◆ **What this task involves**
From the entries that follow, extract each line holding the string "JSON".

◆ **Records to use**

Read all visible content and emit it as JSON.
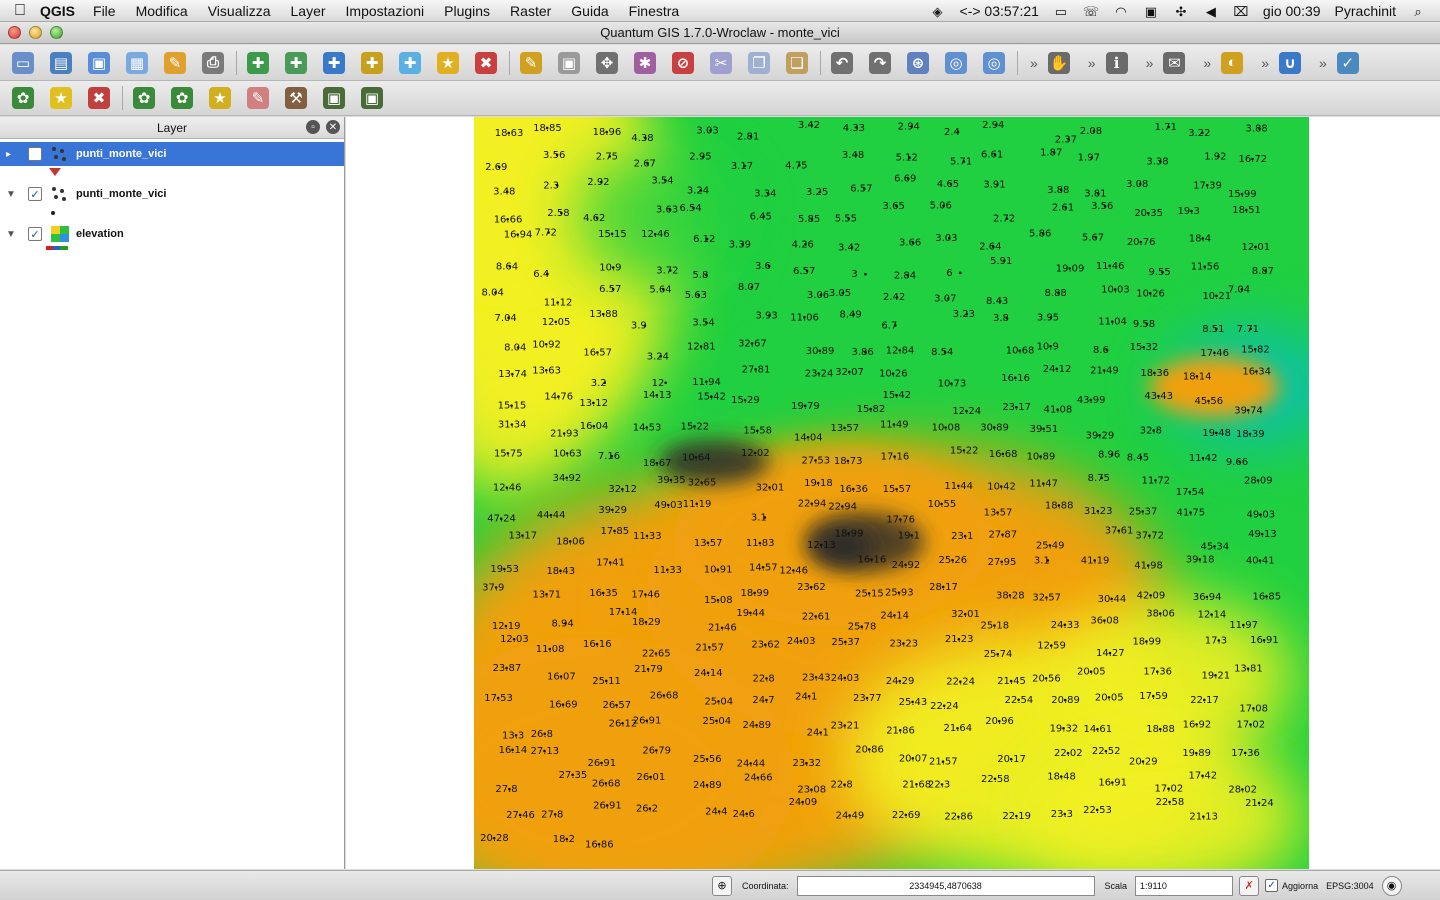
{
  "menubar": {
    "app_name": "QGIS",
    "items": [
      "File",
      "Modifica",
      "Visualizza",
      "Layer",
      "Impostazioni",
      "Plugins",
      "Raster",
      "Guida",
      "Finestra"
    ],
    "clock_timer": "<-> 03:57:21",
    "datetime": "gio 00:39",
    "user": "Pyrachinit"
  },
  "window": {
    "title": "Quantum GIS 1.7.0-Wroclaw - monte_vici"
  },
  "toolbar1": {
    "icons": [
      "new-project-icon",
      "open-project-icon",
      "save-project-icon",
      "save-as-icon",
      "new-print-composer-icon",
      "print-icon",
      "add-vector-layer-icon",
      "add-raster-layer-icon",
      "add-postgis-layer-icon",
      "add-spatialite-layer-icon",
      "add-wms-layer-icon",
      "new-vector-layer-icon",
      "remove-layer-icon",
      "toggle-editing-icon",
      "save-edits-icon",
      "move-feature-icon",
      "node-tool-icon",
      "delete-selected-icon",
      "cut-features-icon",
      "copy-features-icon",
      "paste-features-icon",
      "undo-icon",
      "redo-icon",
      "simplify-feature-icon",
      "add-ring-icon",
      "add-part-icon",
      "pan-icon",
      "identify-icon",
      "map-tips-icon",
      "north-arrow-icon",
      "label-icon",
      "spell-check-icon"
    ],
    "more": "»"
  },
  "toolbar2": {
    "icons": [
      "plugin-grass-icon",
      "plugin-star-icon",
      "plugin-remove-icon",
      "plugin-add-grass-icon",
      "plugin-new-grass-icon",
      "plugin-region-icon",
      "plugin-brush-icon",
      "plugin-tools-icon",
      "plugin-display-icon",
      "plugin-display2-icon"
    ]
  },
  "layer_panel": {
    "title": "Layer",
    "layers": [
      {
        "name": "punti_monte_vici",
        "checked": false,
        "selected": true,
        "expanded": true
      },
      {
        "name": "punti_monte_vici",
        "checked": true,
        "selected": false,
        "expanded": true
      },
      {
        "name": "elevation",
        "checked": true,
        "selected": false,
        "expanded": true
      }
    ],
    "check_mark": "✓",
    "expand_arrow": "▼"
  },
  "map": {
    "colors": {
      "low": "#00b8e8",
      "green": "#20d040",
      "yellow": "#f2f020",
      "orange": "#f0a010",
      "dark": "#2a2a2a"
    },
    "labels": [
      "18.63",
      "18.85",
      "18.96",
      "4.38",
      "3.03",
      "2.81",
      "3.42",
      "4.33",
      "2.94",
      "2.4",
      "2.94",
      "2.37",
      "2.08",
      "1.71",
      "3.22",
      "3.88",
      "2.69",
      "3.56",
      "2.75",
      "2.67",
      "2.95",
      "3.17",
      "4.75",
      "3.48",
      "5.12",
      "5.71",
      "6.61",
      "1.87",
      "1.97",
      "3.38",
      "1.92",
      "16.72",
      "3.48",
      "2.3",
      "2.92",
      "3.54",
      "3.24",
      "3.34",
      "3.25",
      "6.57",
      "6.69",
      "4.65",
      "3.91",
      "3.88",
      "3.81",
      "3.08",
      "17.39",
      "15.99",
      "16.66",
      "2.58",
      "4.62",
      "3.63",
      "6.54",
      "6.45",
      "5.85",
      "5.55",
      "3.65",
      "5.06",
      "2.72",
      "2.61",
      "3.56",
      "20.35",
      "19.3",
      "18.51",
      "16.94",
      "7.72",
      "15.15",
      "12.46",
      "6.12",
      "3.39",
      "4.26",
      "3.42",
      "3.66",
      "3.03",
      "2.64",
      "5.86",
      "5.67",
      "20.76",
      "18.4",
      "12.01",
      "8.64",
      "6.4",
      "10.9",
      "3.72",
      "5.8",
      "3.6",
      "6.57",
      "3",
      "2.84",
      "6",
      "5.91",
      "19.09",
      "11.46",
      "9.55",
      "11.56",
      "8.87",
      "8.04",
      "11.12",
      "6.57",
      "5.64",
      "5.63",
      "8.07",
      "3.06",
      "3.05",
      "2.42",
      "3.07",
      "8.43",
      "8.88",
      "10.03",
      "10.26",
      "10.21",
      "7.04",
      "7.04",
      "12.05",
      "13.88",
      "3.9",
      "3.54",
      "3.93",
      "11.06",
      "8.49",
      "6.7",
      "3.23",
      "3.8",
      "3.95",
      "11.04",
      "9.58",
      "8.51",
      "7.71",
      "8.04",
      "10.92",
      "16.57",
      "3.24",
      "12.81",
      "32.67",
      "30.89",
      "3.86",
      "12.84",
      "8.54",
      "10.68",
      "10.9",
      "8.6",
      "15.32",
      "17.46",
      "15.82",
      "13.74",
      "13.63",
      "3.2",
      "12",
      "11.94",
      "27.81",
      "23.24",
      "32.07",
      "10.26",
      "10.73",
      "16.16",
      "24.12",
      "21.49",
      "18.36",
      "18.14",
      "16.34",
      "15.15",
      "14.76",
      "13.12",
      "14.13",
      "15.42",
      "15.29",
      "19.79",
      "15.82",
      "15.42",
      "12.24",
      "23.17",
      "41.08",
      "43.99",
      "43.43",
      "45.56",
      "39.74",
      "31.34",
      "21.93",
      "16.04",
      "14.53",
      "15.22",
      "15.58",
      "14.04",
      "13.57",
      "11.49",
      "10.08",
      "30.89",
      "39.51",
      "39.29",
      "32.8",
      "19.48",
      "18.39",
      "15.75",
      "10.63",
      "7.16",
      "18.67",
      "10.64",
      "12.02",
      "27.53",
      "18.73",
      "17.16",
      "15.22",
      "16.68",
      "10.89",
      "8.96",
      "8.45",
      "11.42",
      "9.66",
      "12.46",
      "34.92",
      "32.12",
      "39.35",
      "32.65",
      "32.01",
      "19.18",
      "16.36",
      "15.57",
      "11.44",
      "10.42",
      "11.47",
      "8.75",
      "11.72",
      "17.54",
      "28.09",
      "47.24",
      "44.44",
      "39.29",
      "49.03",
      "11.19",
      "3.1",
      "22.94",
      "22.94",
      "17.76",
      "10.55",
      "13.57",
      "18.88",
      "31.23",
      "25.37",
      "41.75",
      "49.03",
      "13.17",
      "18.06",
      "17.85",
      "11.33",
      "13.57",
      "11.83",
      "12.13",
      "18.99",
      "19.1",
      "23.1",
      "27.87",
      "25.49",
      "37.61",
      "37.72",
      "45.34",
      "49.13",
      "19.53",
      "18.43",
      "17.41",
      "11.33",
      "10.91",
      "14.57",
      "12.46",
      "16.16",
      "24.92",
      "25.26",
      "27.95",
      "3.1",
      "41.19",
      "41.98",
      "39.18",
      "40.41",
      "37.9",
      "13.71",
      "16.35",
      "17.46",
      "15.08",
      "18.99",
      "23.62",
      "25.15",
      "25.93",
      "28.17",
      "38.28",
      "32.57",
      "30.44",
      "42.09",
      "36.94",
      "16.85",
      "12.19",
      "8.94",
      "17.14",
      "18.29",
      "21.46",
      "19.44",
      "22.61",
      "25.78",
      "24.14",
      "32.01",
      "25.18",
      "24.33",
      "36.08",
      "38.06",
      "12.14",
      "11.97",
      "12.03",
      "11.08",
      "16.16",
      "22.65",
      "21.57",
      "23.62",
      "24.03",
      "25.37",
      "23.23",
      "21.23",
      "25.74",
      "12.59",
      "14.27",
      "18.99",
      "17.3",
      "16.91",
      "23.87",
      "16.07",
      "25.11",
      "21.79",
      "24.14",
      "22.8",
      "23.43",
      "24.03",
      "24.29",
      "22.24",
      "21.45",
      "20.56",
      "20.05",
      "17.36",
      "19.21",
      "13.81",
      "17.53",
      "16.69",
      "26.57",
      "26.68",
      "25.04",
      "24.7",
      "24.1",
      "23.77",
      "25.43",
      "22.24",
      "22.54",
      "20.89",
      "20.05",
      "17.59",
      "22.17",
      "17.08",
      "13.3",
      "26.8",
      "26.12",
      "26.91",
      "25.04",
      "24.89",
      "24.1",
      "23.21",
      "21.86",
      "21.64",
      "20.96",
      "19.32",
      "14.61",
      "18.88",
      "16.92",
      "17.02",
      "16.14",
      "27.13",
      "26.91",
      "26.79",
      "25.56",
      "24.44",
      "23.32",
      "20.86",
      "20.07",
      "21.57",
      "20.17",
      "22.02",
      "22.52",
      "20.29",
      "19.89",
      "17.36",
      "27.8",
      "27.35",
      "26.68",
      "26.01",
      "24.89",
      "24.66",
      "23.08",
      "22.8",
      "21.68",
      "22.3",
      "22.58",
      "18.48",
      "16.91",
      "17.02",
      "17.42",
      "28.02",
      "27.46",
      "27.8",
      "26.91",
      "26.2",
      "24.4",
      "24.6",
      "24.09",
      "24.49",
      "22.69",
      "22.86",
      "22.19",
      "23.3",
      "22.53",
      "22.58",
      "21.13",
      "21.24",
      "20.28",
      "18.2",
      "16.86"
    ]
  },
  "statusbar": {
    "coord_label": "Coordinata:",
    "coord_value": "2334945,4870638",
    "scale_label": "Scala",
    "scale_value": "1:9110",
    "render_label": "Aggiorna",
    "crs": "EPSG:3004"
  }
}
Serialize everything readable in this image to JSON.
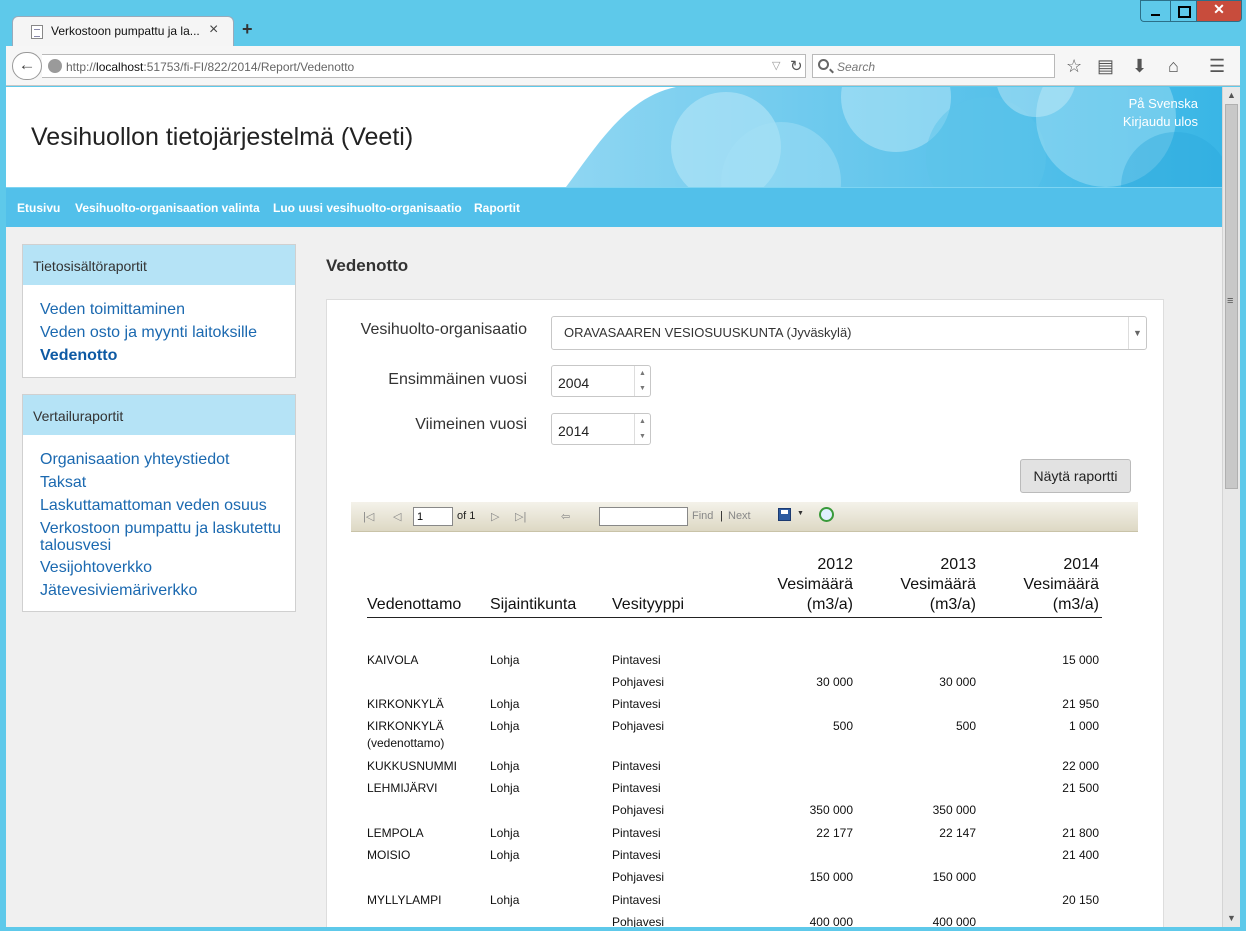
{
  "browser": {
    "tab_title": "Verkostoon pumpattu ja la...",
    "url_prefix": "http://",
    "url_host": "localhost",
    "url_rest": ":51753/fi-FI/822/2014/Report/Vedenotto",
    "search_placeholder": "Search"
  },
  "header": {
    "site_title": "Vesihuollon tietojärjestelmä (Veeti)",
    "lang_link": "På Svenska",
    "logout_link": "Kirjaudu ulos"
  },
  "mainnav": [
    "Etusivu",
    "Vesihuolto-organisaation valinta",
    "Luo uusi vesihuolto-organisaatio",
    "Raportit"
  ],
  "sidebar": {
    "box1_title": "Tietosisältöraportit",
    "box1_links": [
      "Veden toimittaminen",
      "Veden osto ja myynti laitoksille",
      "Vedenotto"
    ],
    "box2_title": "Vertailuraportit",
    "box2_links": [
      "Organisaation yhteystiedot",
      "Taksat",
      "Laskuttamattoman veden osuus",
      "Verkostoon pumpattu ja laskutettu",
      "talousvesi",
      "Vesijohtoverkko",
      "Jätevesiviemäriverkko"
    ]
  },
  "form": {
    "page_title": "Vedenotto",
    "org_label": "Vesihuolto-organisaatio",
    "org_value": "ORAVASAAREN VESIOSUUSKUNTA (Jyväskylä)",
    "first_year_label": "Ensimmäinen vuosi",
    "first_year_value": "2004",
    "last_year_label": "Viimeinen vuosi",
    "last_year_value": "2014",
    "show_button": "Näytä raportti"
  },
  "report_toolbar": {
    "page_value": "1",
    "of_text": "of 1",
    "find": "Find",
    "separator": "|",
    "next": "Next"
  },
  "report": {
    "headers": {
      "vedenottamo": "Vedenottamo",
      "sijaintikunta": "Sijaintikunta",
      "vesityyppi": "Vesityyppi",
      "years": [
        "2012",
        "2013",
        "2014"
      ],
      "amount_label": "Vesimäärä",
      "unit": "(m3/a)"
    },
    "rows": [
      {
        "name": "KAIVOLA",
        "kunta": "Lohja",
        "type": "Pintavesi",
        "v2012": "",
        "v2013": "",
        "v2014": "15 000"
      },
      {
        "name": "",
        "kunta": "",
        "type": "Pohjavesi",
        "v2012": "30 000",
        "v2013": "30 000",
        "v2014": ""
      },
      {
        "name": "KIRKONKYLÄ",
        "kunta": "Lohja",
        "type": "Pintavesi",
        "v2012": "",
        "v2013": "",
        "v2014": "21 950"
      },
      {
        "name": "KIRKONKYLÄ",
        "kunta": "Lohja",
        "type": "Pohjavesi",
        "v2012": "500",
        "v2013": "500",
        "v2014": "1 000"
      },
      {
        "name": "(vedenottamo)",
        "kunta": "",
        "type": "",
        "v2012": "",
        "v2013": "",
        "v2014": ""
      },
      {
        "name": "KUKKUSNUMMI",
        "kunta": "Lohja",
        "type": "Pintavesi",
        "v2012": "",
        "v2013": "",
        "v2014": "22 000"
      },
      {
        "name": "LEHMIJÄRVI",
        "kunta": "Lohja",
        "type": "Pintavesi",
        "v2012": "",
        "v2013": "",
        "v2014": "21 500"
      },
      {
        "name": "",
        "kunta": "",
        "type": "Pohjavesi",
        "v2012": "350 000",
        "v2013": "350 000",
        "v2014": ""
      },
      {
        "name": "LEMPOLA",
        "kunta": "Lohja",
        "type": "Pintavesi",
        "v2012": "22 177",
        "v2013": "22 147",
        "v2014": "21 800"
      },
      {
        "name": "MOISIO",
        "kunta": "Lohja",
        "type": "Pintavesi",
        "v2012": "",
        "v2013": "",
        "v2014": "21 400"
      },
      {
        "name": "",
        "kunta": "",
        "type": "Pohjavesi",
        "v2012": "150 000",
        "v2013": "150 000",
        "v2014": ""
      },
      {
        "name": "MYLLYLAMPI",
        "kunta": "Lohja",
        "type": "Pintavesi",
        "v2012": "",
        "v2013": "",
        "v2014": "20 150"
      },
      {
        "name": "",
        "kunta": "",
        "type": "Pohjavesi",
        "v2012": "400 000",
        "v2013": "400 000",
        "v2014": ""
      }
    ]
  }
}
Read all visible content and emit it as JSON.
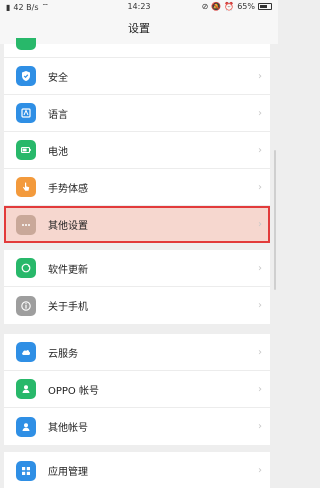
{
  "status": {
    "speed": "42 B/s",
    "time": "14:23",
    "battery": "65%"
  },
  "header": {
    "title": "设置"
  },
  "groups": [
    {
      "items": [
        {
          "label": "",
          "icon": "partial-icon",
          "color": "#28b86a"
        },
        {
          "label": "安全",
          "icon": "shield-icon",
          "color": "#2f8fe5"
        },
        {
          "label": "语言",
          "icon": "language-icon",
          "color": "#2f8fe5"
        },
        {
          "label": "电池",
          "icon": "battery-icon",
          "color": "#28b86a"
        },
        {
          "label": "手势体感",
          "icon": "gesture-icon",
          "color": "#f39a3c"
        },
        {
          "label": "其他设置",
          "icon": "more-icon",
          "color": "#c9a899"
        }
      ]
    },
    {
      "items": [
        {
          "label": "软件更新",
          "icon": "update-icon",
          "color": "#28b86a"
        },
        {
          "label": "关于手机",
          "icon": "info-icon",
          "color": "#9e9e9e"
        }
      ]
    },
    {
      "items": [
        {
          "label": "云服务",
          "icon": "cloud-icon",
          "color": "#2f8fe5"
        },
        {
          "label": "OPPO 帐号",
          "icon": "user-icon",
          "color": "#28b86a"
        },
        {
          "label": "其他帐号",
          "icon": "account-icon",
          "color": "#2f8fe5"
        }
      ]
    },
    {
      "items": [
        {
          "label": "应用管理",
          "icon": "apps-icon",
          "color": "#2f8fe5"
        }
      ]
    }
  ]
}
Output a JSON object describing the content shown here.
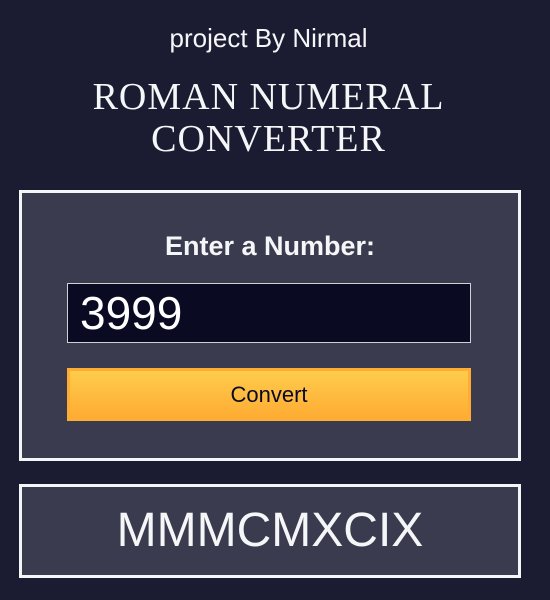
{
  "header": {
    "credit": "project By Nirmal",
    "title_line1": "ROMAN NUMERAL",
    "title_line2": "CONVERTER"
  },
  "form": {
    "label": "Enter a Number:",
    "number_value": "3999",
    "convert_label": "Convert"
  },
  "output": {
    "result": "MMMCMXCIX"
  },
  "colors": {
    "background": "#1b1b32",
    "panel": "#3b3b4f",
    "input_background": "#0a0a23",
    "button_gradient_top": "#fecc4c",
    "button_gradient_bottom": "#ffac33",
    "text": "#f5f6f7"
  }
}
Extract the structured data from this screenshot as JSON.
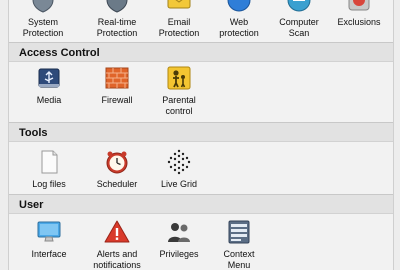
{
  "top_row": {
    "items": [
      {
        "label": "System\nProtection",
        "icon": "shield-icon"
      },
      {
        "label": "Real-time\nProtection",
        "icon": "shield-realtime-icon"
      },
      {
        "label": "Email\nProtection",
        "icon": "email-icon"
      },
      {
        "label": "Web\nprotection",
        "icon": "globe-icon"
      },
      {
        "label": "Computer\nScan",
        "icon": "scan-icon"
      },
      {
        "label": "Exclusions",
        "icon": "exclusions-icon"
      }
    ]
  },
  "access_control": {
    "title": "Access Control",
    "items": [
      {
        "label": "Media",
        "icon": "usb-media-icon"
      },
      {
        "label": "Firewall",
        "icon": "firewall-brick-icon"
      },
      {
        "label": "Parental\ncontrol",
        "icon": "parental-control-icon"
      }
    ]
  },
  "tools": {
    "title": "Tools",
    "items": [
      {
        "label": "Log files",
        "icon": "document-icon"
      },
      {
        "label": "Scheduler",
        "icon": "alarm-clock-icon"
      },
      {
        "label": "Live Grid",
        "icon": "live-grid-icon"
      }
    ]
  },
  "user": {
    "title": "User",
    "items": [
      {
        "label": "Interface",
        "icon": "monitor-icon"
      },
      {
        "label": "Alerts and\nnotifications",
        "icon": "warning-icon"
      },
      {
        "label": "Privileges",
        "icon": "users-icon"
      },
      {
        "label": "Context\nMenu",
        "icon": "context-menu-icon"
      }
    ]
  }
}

◆ **Result of this exercise**
Read all visible content and emit it as JSON.
Serialize everything readable in this image to JSON.
Read all visible content and emit it as JSON.
Output a JSON object describing the content shown here.
Extract the structured data from this screenshot as JSON.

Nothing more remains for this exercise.